It can’t hurt for us to take ourselves seriously as designers and NOT as hobbiest who just got lucky.

If new designers want to become established designers, they’ll soon learn that making ends meet doing this work is practically impossible, especially if there are some who can afford to and choose to work for peanuts.

Paying the mortgage doing this is hard, hard work. And I love it. And I want to continue. But I’m not supported by a spouse with a good income, and it’s not a hobby for me, and as long as I’m taking myself seriously why not invite other designers along for the ride. We CAN come up with a solution to this that will benefit us all.

Speaking of self respect and dignity, folks who know me know that I really hate exclusivity.

I hate people who try to use rules or policies or money to make themselves feel that they’re better or higher than someone else. The truth is, we are ALL special cases.

Today we had an experience with exclusivity that really surprised me – and troubled me, too.

Gerry’s received the OK from his doc to get into a pool, and with his terribly painful back I’ve been thinking that water aerobics classes and perhaps time in a heated whirlpool would be great for him.

We’d heard that the local JCC (Jewish Community Center) has a nice, private wh
irlpool (for adults only) as part of their membership, so I emailed to get info on joining. They have a tiered membership, it’s only possible to use the whirlpool for an additional ‘special locker room’ fee (or if you can get an existing member to bring you as a guest.)

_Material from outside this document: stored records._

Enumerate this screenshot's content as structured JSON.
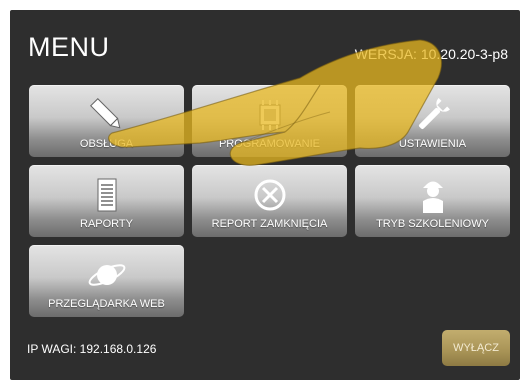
{
  "header": {
    "title": "MENU",
    "version": "WERSJA: 10.20.20-3-p8"
  },
  "tiles": [
    {
      "label": "OBSŁUGA",
      "icon": "pen-icon"
    },
    {
      "label": "PROGRAMOWANIE",
      "icon": "chip-icon"
    },
    {
      "label": "USTAWIENIA",
      "icon": "wrench-icon"
    },
    {
      "label": "RAPORTY",
      "icon": "document-icon"
    },
    {
      "label": "REPORT ZAMKNIĘCIA",
      "icon": "close-circle-icon"
    },
    {
      "label": "TRYB SZKOLENIOWY",
      "icon": "trainee-icon"
    },
    {
      "label": "PRZEGLĄDARKA WEB",
      "icon": "planet-icon"
    }
  ],
  "footer": {
    "ip_label": "IP WAGI: 192.168.0.126",
    "off_label": "WYŁĄCZ"
  },
  "colors": {
    "screen_bg": "#2e2e2e",
    "tile_top": "#e4e4e4",
    "tile_bottom": "#6c6c6c",
    "off_button": "#a89356",
    "hand_overlay": "#e8b820"
  }
}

The JCC dues for our family would be about $700/year, which is totally out of our range, and the price to use the whirlpool is $230 on top of that. We would, however, be eligible for a reduced rate because of our situation, and Gerry’s disability. Unfortunately, if we receive a reduced rate, we wouldn’t be allowed to pay the extra fee to use the whirlpool because that’s only available for folks who can PAY THE FULL MEMBERSHIP FEE.

It’s a perfect way to keep anyone who requires financial assistance from climbing into their special whirlpool.

We told them that we’re really only interested in the special locker room / whirlpool for Gerry – I certainly don’t need it – but their POLICY is that if anyone is getting a break in their membership, they are NOT be eligible for the private locker room.

I told the woman who showed us around that we’re not prideful people, but we do have a healthy self respect and this arrangement seems to ignore the fact that folks who may not be as financially well of as others STILL have dignity and might like to experience a “nice” locker room.

Their point is that if a family has money to burn on a “nice” locker room, then they should be paying the full rate. Or, how dare those poor people think they deserve the niceties that we have! Eh. We’ll keep looking…

For those of you who wrote with tax info, thank you so much! It will just be outside of our reality to pay upwards of $1,000 to have our taxes done, though – which seems to be the fair going rate. So I think I’m going to take a crack at Turbo Tax and see if I’m able to work around that beast!

I’ll be sure to blog about my adventure – but even if we end up going with an accountant in the end, doing the Turbo Tax route to wrap my mind around our current tax state can’t hurt!

This entry was posted in Uncategorized by Annie. Bookmark the permalink.

About Annie

I knit weird and I enjoy showing others how to find the joy and intuitiveness within their OWN knitting! We don't knit to make THINGS, we knit to make OURSELVES HAPPY!

Leave a Reply

Your email address will not be published. Required fields are marked *